PROBLEM DETAILS → Any image found in the entries is to be skipped; the rest is returned word for word.

[RECORDS PROVIDED — start]

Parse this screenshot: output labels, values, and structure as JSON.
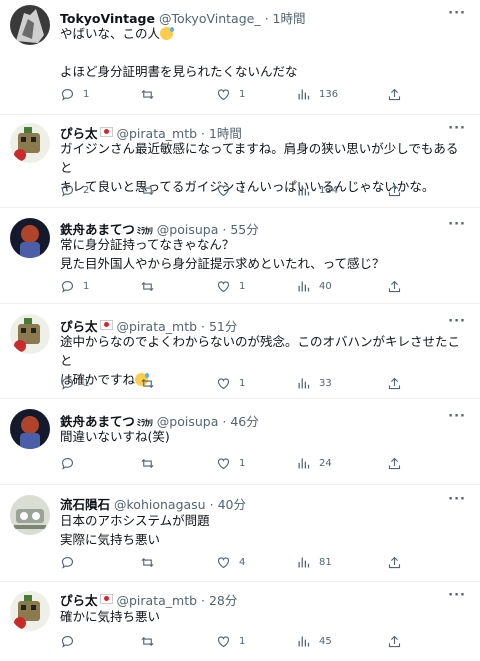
{
  "tweets": [
    {
      "name": "TokyoVintage",
      "handle": "@TokyoVintage_",
      "time": "1時間",
      "lines": [
        "やばいな、この人",
        "",
        "よほど身分証明書を見られたくないんだな"
      ],
      "emoji_after_line_1": "grinning-sweat",
      "replies": "1",
      "retweets": "",
      "likes": "1",
      "views": "136",
      "avatar": "tokyovintage-avatar"
    },
    {
      "name": "ぴら太",
      "handle": "@pirata_mtb",
      "time": "1時間",
      "lines": [
        "ガイジンさん最近敏感になってますね。肩身の狭い思いが少しでもあると",
        "キレて良いと思ってるガイジンさんいっぱいいるんじゃないかな。"
      ],
      "replies": "2",
      "retweets": "",
      "likes": "1",
      "views": "134",
      "avatar": "pirata-avatar"
    },
    {
      "name": "鉄舟あまてつ",
      "badge": "ﾐﾗｶﾘ",
      "handle": "@poisupa",
      "time": "55分",
      "lines": [
        "常に身分証持ってなきゃなん？",
        "見た目外国人やから身分証提示求めといたれ、って感じ？"
      ],
      "replies": "1",
      "retweets": "",
      "likes": "1",
      "views": "40",
      "avatar": "poisupa-avatar"
    },
    {
      "name": "ぴら太",
      "handle": "@pirata_mtb",
      "time": "51分",
      "lines": [
        "途中からなのでよくわからないのが残念。このオバハンがキレさせたこと",
        "は確かですね"
      ],
      "replies": "1",
      "retweets": "",
      "likes": "1",
      "views": "33",
      "avatar": "pirata-avatar"
    },
    {
      "name": "鉄舟あまてつ",
      "badge": "ﾐﾗｶﾘ",
      "handle": "@poisupa",
      "time": "46分",
      "lines": [
        "間違いないすね(笑)"
      ],
      "replies": "",
      "retweets": "",
      "likes": "1",
      "views": "24",
      "avatar": "poisupa-avatar"
    },
    {
      "name": "流石隕石",
      "handle": "@kohionagasu",
      "time": "40分",
      "lines": [
        "日本のアホシステムが問題",
        "実際に気持ち悪い"
      ],
      "replies": "",
      "retweets": "",
      "likes": "4",
      "views": "81",
      "avatar": "kohionagasu-avatar"
    },
    {
      "name": "ぴら太",
      "handle": "@pirata_mtb",
      "time": "28分",
      "lines": [
        "確かに気持ち悪い"
      ],
      "replies": "",
      "retweets": "",
      "likes": "1",
      "views": "45",
      "avatar": "pirata-avatar"
    }
  ],
  "colors": {
    "text": "#0f1419",
    "muted": "#536471",
    "divider": "#eff3f4",
    "flag_red": "#e0202a"
  },
  "icons": [
    "reply-icon",
    "retweet-icon",
    "like-icon",
    "views-icon",
    "share-icon",
    "more-icon"
  ]
}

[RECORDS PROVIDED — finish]

ANSWER TO THIS PROBLEM →
Parse this screenshot: output labels, values, and structure as JSON.
{
  "tweets": [
    {
      "name": "TokyoVintage",
      "handle": "@TokyoVintage_",
      "time": "1時間",
      "lines": [
        "やばいな、この人",
        "",
        "よほど身分証明書を見られたくないんだな"
      ],
      "emoji_after_line_1": "grinning-sweat",
      "replies": "1",
      "retweets": "",
      "likes": "1",
      "views": "136",
      "avatar": "tokyovintage-avatar"
    },
    {
      "name": "ぴら太",
      "handle": "@pirata_mtb",
      "time": "1時間",
      "lines": [
        "ガイジンさん最近敏感になってますね。肩身の狭い思いが少しでもあると",
        "キレて良いと思ってるガイジンさんいっぱいいるんじゃないかな。"
      ],
      "replies": "2",
      "retweets": "",
      "likes": "1",
      "views": "134",
      "avatar": "pirata-avatar"
    },
    {
      "name": "鉄舟あまてつ",
      "badge": "ﾐﾗｶﾘ",
      "handle": "@poisupa",
      "time": "55分",
      "lines": [
        "常に身分証持ってなきゃなん？",
        "見た目外国人やから身分証提示求めといたれ、って感じ？"
      ],
      "replies": "1",
      "retweets": "",
      "likes": "1",
      "views": "40",
      "avatar": "poisupa-avatar"
    },
    {
      "name": "ぴら太",
      "handle": "@pirata_mtb",
      "time": "51分",
      "lines": [
        "途中からなのでよくわからないのが残念。このオバハンがキレさせたこと",
        "は確かですね"
      ],
      "replies": "1",
      "retweets": "",
      "likes": "1",
      "views": "33",
      "avatar": "pirata-avatar"
    },
    {
      "name": "鉄舟あまてつ",
      "badge": "ﾐﾗｶﾘ",
      "handle": "@poisupa",
      "time": "46分",
      "lines": [
        "間違いないすね(笑)"
      ],
      "replies": "",
      "retweets": "",
      "likes": "1",
      "views": "24",
      "avatar": "poisupa-avatar"
    },
    {
      "name": "流石隕石",
      "handle": "@kohionagasu",
      "time": "40分",
      "lines": [
        "日本のアホシステムが問題",
        "実際に気持ち悪い"
      ],
      "replies": "",
      "retweets": "",
      "likes": "4",
      "views": "81",
      "avatar": "kohionagasu-avatar"
    },
    {
      "name": "ぴら太",
      "handle": "@pirata_mtb",
      "time": "28分",
      "lines": [
        "確かに気持ち悪い"
      ],
      "replies": "",
      "retweets": "",
      "likes": "1",
      "views": "45",
      "avatar": "pirata-avatar"
    }
  ],
  "colors": {
    "text": "#0f1419",
    "muted": "#536471",
    "divider": "#eff3f4",
    "flag_red": "#e0202a"
  },
  "icons": [
    "reply-icon",
    "retweet-icon",
    "like-icon",
    "views-icon",
    "share-icon",
    "more-icon"
  ]
}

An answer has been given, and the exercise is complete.